Wednesday, September 19, 2018
The FirstEnergy Nuclear Operating Co., now in its fifth month under bankruptcy protection, has proposed generous bonuses for key employees -- but none represented by a union -- at the Perry nuclear power plant, the Davis-Besse nuclear plant near Toledo and the Beaver Valley nuclear plant near Pittsburgh. FENOC has argued the bonuses, up to 100 percent of pay, are necessary to keep employees working until the plants shut down. The unions objected to the exclusion of their members. Bankruptcy Judge Alan Koschik has rejected the plan and given the company the option of changing it or appealing his decision. (Plain Dealer file)
By John Funk, The Plain Dealer
CLEVELAND, Ohio --The FirstEnergy Nuclear Operating Co. has failed to convince a bankruptcy judge that its plan to give bonuses to nearly 1,000 nuclear plant workers, none of them union members, makes good business sense.
FENOC had proposed spending about $100 million to bankroll a bonus plan, known as a KERP, or Key Employee Retention Plan, under bankruptcy law, to give about 1,000 of its 2,300 nuclear plant workers generous bonuses if they continued to work until the reactors are shut down in 2020 and 2021.
The company is planning to shut down the Davis-Besse nuclear plant, east of Toledo, on June 1, 2020, the Perry nuclear plant east of Cleveland and one of the two-reactor Beaver Valley plant near Pittsburgh on June 1, 2021, and the second Beaver Valley reactor on Oct. 31, 2021.
In a decision late Tuesday, Judge Alan Koschik wrote that the plan would not only be discriminatory, but also that the company had not proven it would make good business sense.
Paul Harden, FENOC senior vice president and chief operating officer, testified that when a committee decided who would be offered a bonus it considered whether an employee was more likely to be able to find another job before shutdown, whether the position the employee left was crucial to operations, and whether there were other qualified employees who could fill that job until shutdown. It was a job function analysis, he stressed, made without reference to an employee's union status.

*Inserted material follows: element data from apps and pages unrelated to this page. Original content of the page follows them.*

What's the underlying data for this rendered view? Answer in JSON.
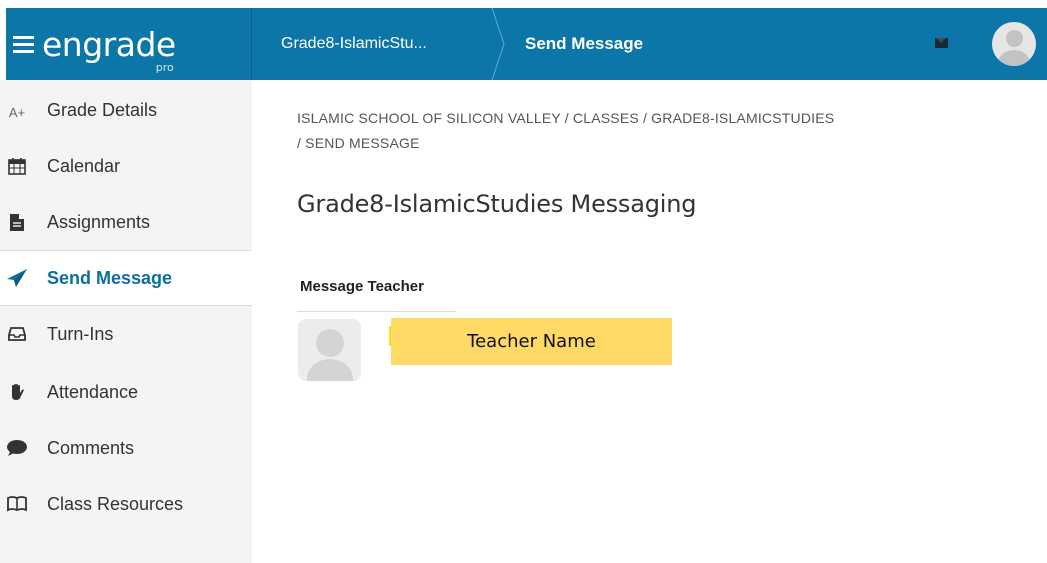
{
  "app": {
    "logo": "engrade",
    "logo_sub": "pro"
  },
  "header": {
    "crumbs": [
      "Grade8-IslamicStu...",
      "Send Message"
    ],
    "icons": {
      "mail": "mail-icon",
      "avatar": "user-avatar-icon"
    },
    "colors": {
      "bar": "#0d76a8"
    }
  },
  "sidebar": {
    "items": [
      {
        "label": "Grade Details",
        "icon": "a-plus-icon"
      },
      {
        "label": "Calendar",
        "icon": "calendar-icon"
      },
      {
        "label": "Assignments",
        "icon": "document-icon"
      },
      {
        "label": "Send Message",
        "icon": "paper-plane-icon",
        "active": true
      },
      {
        "label": "Turn-Ins",
        "icon": "inbox-tray-icon"
      },
      {
        "label": "Attendance",
        "icon": "hand-icon"
      },
      {
        "label": "Comments",
        "icon": "speech-bubble-icon"
      },
      {
        "label": "Class Resources",
        "icon": "book-icon"
      }
    ],
    "active_color": "#0d6fa0"
  },
  "main": {
    "breadcrumb": "ISLAMIC SCHOOL OF SILICON VALLEY  /  CLASSES  /  GRADE8-ISLAMICSTUDIES  /  SEND MESSAGE",
    "title": "Grade8-IslamicStudies Messaging",
    "section_label": "Message Teacher",
    "teacher_name": "Teacher Name",
    "highlight_color": "#ffd966"
  }
}
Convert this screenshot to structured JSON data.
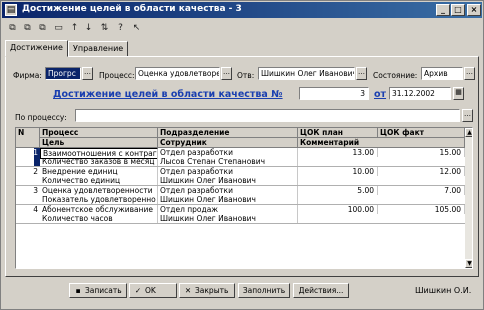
{
  "window": {
    "title": "Достижение целей в области качества - 3",
    "icon": "document-icon",
    "controls": [
      "_",
      "□",
      "×"
    ]
  },
  "toolbar": {
    "icons": [
      "copy-icon",
      "copy-icon",
      "copy-icon",
      "delete-icon",
      "move-up-icon",
      "move-down-icon",
      "sort-icon",
      "help-icon",
      "cursor-help-icon"
    ],
    "glyphs": [
      "⧉",
      "⧉",
      "⧉",
      "▭",
      "↑",
      "↓",
      "⇅",
      "?",
      "↖"
    ]
  },
  "tabs": [
    {
      "label": "Достижение",
      "active": true
    },
    {
      "label": "Управление",
      "active": false
    }
  ],
  "header": {
    "firm_label": "Фирма:",
    "firm_value": "Прогрс",
    "process_label": "Процесс:",
    "process_value": "Оценка удовлетворе",
    "responsible_label": "Отв:",
    "responsible_value": "Шишкин Олег Иванович",
    "state_label": "Состояние:",
    "state_value": "Архив",
    "doc_title": "Достижение целей в области качества №",
    "doc_number": "3",
    "date_label": "от",
    "date_value": "31.12.2002",
    "by_process_label": "По процессу:",
    "by_process_value": ""
  },
  "table": {
    "headers_top": [
      "N",
      "Процесс",
      "Подразделение",
      "ЦОК план",
      "ЦОК факт"
    ],
    "headers_bottom": [
      "Цель",
      "Сотрудник",
      "Комментарий"
    ],
    "rows": [
      {
        "n": "1",
        "process": "Взаимоотношения с контраг",
        "goal": "Количество заказов в месяц",
        "department": "Отдел разработки",
        "employee": "Лысов Степан Степанович",
        "plan": "13.00",
        "fact": "15.00"
      },
      {
        "n": "2",
        "process": "Внедрение единиц",
        "goal": "Количество единиц",
        "department": "Отдел разработки",
        "employee": "Шишкин Олег Иванович",
        "plan": "10.00",
        "fact": "12.00"
      },
      {
        "n": "3",
        "process": "Оценка удовлетворенности",
        "goal": "Показатель удовлетворенно",
        "department": "Отдел разработки",
        "employee": "Шишкин Олег Иванович",
        "plan": "5.00",
        "fact": "7.00"
      },
      {
        "n": "4",
        "process": "Абонентское обслуживание",
        "goal": "Количество часов",
        "department": "Отдел продаж",
        "employee": "Шишкин Олег Иванович",
        "plan": "100.00",
        "fact": "105.00"
      }
    ]
  },
  "buttons": {
    "save": "Записать",
    "ok": "OK",
    "close": "Закрыть",
    "fill": "Заполнить",
    "actions": "Действия..."
  },
  "status_user": "Шишкин О.И."
}
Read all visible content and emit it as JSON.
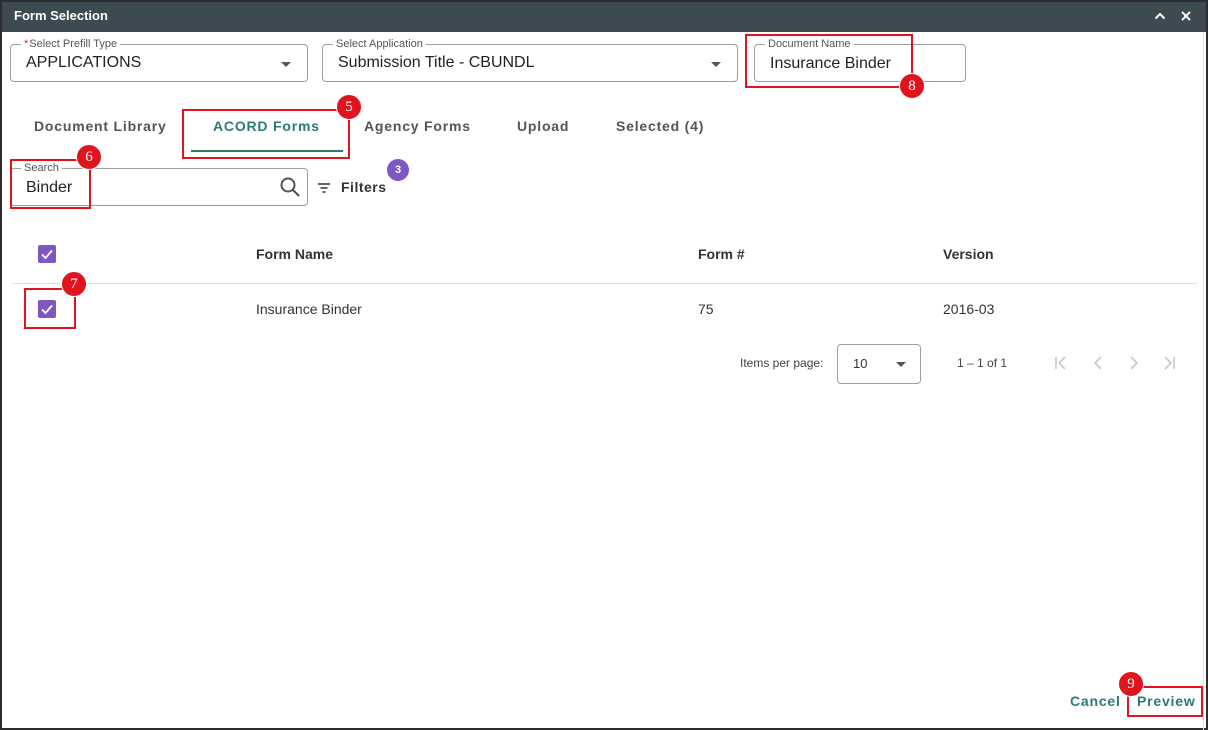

"We are disappointed with the court's ruling and are evaluating our next steps," said a FENOC spokesman.
That none of the 991 tapped for a bonus was a union member just worked out that way and was not deliberate, he said.
Koschik did not see it that way.
"It is undisputed that the proposed KERP discriminates between union and non-union personnel ... while no union employees would receive any bonus," he wrote.
The judge noted, for example, that the plan would have given enormous bonuses to reactor operators at the Perry plant, but not to operators at Davis-Besse and Beaver Valley. The difference, he noted, is that these critical jobs are staffed by unionized reactor operators at Davis-Besse and Beaver Valley, while those at Perry are not in a union.
The Court's concern is that while Debtor FENOC is willing to spend upwards of $100 million to retain employees, it proposes to "exclude a set of employees it has already determined are the most critical to retain," he wrote.
"The burden is on the Debtors [FENOC] to prove a sound business reason for this discrimination, i.e., that this discrimination was not unfair. They did not do so."
The judge noted that the KERP as proposed "relies too often on stereotypes instead of reasonable judgement."
That may have been an apparent reference to an assertion during several days of hearings by labor lawyer Joyce Goldstein, representing the plant unions, that "the current plan is based on a lot of speculation - and, significantly, that speculation has been colored by prejudicial, class-based stereotypes, not objective evidence."
Koschik wrote that when reviewing KERP bonus plans, bankruptcy courts must evaluate whether the plan "bears a reasonable relationship to its purpose" (retaining employees), whether it is consistent with industry standards and whether it discriminates unfairly.
"The evidence does not show that the Debtors satisfy these criteria in this case, and the Court finds that the Debtors' own caginess in presenting their evidence is a significant reason for that."
Goldstein expressed gratitude for the decision.
"We are grateful for the court's decision and hopeful that FirstEnergy will recognize the value of its union workers by offering them a meaningful retention program to encourage them to remain employed. Their continued employment is critical not just to the union workers and their families but to maintain the safety of our communities in Ohio and Pennsylvania. "